BEGIN SUPPLIED RECORDS
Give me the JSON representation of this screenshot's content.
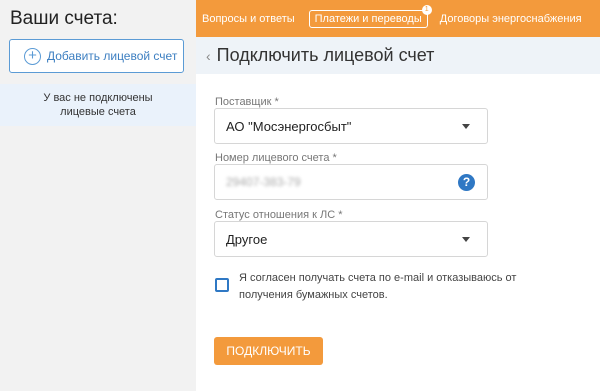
{
  "sidebar": {
    "title": "Ваши счета:",
    "add_account_label": "Добавить лицевой счет",
    "empty_message": "У вас не подключены лицевые счета"
  },
  "nav": {
    "items": [
      {
        "label": "Вопросы и ответы"
      },
      {
        "label": "Платежи и переводы",
        "badge": "1"
      },
      {
        "label": "Договоры энергоснабжения"
      }
    ]
  },
  "page": {
    "title": "Подключить лицевой счет"
  },
  "form": {
    "provider_label": "Поставщик *",
    "provider_value": "АО \"Мосэнергосбыт\"",
    "account_label": "Номер лицевого счета *",
    "account_value": "29407-383-79",
    "status_label": "Статус отношения к ЛС *",
    "status_value": "Другое",
    "consent_text": "Я согласен получать счета по e-mail и отказываюсь от получения бумажных счетов.",
    "consent_checked": false,
    "submit_label": "ПОДКЛЮЧИТЬ"
  },
  "colors": {
    "accent": "#f39a3c",
    "link": "#2f78c4",
    "sidebar_bg": "#f2f2f2"
  }
}
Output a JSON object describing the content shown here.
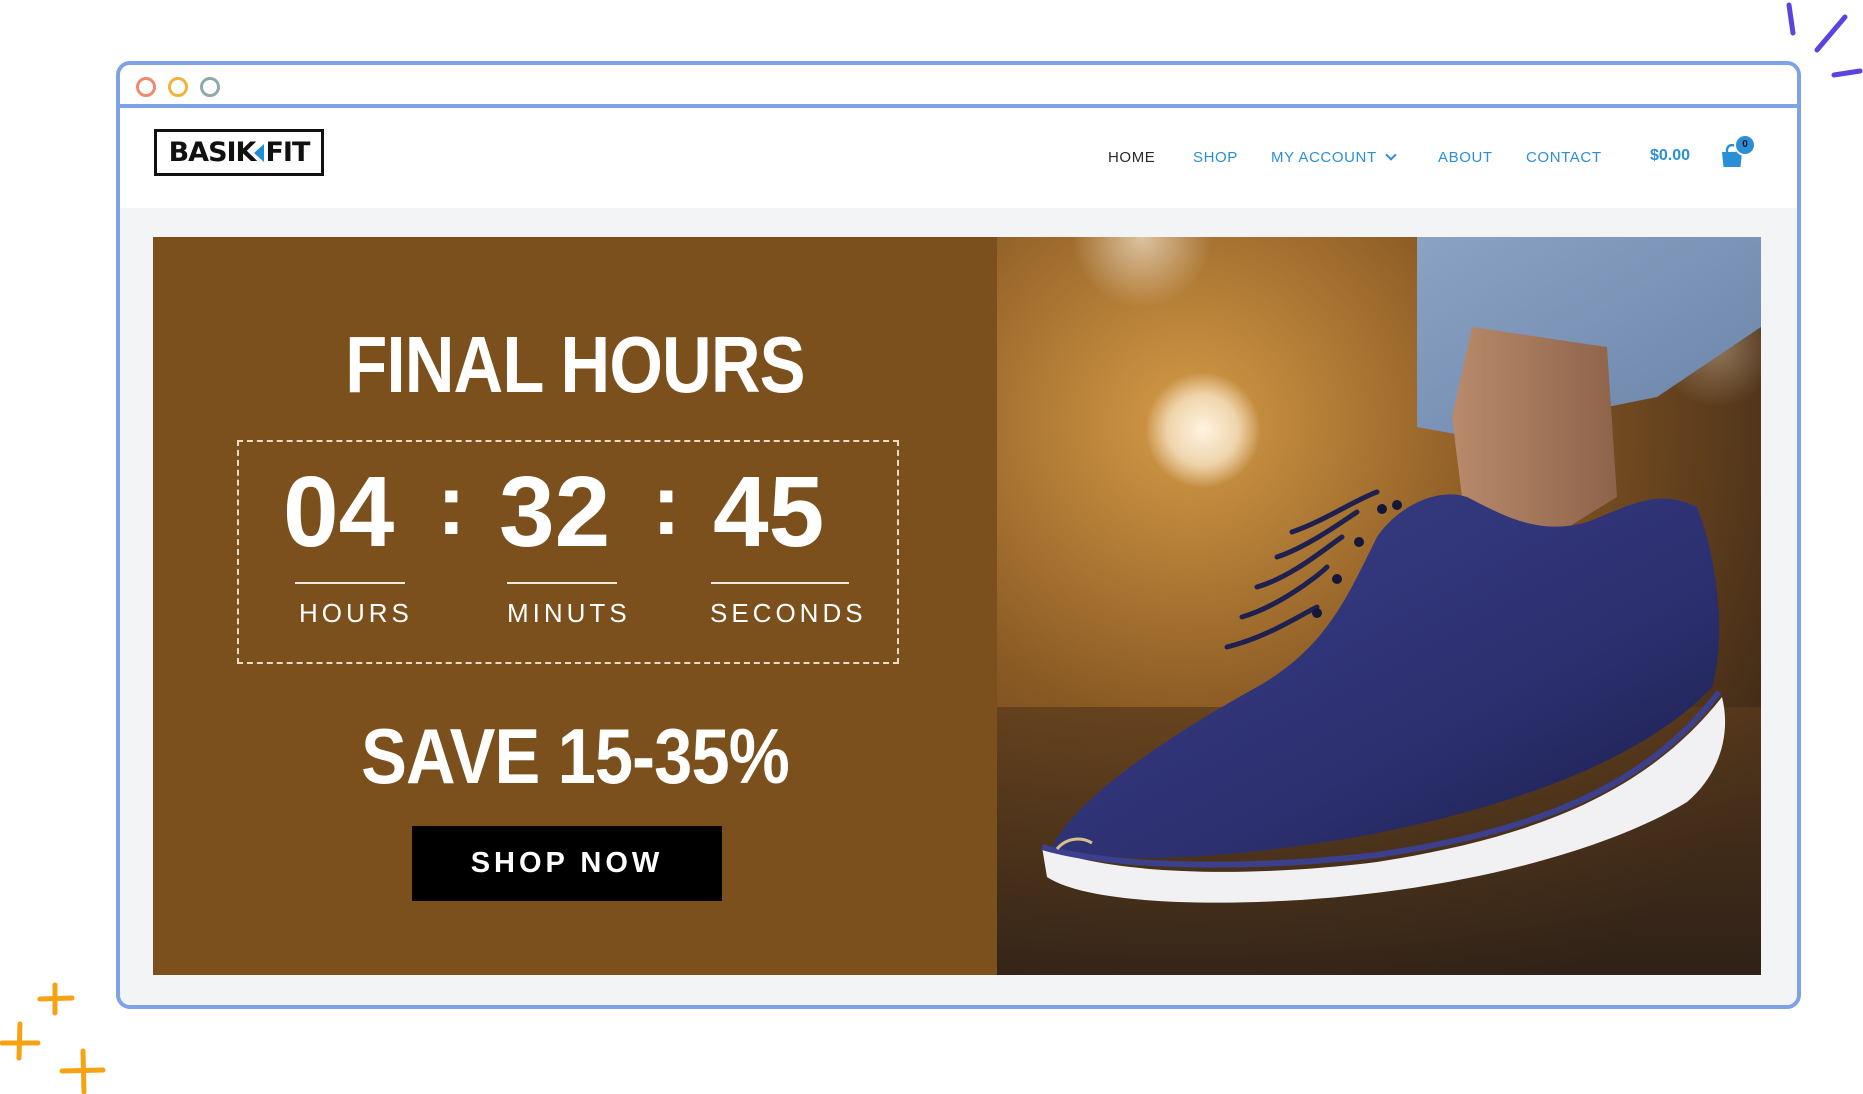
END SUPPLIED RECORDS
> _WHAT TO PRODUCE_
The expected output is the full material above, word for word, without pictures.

> _COMPLETED EXERCISE_
Give me the JSON representation of this screenshot's content.
{
  "sidebar": {
    "title": "Ваши счета:",
    "add_account_label": "Добавить лицевой счет",
    "empty_message": "У вас не подключены лицевые счета"
  },
  "nav": {
    "items": [
      {
        "label": "Вопросы и ответы"
      },
      {
        "label": "Платежи и переводы",
        "badge": "1"
      },
      {
        "label": "Договоры энергоснабжения"
      }
    ]
  },
  "page": {
    "title": "Подключить лицевой счет"
  },
  "form": {
    "provider_label": "Поставщик *",
    "provider_value": "АО \"Мосэнергосбыт\"",
    "account_label": "Номер лицевого счета *",
    "account_value": "29407-383-79",
    "status_label": "Статус отношения к ЛС *",
    "status_value": "Другое",
    "consent_text": "Я согласен получать счета по e-mail и отказываюсь от получения бумажных счетов.",
    "consent_checked": false,
    "submit_label": "ПОДКЛЮЧИТЬ"
  },
  "colors": {
    "accent": "#f39a3c",
    "link": "#2f78c4",
    "sidebar_bg": "#f2f2f2"
  }
}
Output a JSON object describing the content shown here.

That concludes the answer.